__Exercise objective__. The expected result is a word-for-word copy of the entries, minus any pictures.

Excerpts from an interface dataset
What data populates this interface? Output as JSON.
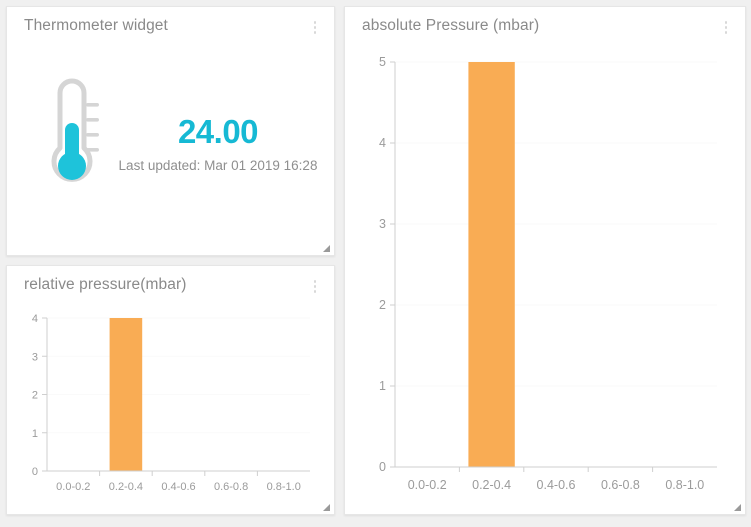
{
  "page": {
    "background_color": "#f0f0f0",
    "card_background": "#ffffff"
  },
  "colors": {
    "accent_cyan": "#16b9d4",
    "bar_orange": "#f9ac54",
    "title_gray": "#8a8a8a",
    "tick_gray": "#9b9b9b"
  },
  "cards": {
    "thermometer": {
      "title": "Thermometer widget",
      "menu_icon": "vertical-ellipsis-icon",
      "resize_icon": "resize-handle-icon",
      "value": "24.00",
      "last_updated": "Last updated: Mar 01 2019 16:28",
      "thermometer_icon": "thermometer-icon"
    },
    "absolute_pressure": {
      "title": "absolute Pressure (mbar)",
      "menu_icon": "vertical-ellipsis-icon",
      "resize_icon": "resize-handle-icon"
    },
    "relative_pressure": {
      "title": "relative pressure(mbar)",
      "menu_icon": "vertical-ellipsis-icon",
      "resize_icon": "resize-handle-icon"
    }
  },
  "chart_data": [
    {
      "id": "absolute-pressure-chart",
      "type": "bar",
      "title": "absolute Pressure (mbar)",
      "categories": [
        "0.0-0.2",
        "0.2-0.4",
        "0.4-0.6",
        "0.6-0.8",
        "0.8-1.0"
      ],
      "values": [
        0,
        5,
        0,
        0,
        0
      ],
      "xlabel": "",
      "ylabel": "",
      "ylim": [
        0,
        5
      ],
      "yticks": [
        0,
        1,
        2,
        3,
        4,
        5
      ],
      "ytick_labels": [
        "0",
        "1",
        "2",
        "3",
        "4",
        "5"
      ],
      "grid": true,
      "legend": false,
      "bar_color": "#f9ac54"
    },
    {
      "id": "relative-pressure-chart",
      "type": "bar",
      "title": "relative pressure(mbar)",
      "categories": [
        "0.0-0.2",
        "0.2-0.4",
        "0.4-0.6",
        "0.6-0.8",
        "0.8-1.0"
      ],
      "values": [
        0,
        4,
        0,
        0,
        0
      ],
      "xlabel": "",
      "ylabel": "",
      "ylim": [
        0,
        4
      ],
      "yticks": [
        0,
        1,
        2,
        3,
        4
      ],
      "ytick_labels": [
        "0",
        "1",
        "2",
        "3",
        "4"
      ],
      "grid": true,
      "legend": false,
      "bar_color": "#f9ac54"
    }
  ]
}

__Problem solution__.
What data populates this interface? Output as JSON.
{
  "page": {
    "background_color": "#f0f0f0",
    "card_background": "#ffffff"
  },
  "colors": {
    "accent_cyan": "#16b9d4",
    "bar_orange": "#f9ac54",
    "title_gray": "#8a8a8a",
    "tick_gray": "#9b9b9b"
  },
  "cards": {
    "thermometer": {
      "title": "Thermometer widget",
      "menu_icon": "vertical-ellipsis-icon",
      "resize_icon": "resize-handle-icon",
      "value": "24.00",
      "last_updated": "Last updated: Mar 01 2019 16:28",
      "thermometer_icon": "thermometer-icon"
    },
    "absolute_pressure": {
      "title": "absolute Pressure (mbar)",
      "menu_icon": "vertical-ellipsis-icon",
      "resize_icon": "resize-handle-icon"
    },
    "relative_pressure": {
      "title": "relative pressure(mbar)",
      "menu_icon": "vertical-ellipsis-icon",
      "resize_icon": "resize-handle-icon"
    }
  },
  "chart_data": [
    {
      "id": "absolute-pressure-chart",
      "type": "bar",
      "title": "absolute Pressure (mbar)",
      "categories": [
        "0.0-0.2",
        "0.2-0.4",
        "0.4-0.6",
        "0.6-0.8",
        "0.8-1.0"
      ],
      "values": [
        0,
        5,
        0,
        0,
        0
      ],
      "xlabel": "",
      "ylabel": "",
      "ylim": [
        0,
        5
      ],
      "yticks": [
        0,
        1,
        2,
        3,
        4,
        5
      ],
      "ytick_labels": [
        "0",
        "1",
        "2",
        "3",
        "4",
        "5"
      ],
      "grid": true,
      "legend": false,
      "bar_color": "#f9ac54"
    },
    {
      "id": "relative-pressure-chart",
      "type": "bar",
      "title": "relative pressure(mbar)",
      "categories": [
        "0.0-0.2",
        "0.2-0.4",
        "0.4-0.6",
        "0.6-0.8",
        "0.8-1.0"
      ],
      "values": [
        0,
        4,
        0,
        0,
        0
      ],
      "xlabel": "",
      "ylabel": "",
      "ylim": [
        0,
        4
      ],
      "yticks": [
        0,
        1,
        2,
        3,
        4
      ],
      "ytick_labels": [
        "0",
        "1",
        "2",
        "3",
        "4"
      ],
      "grid": true,
      "legend": false,
      "bar_color": "#f9ac54"
    }
  ]
}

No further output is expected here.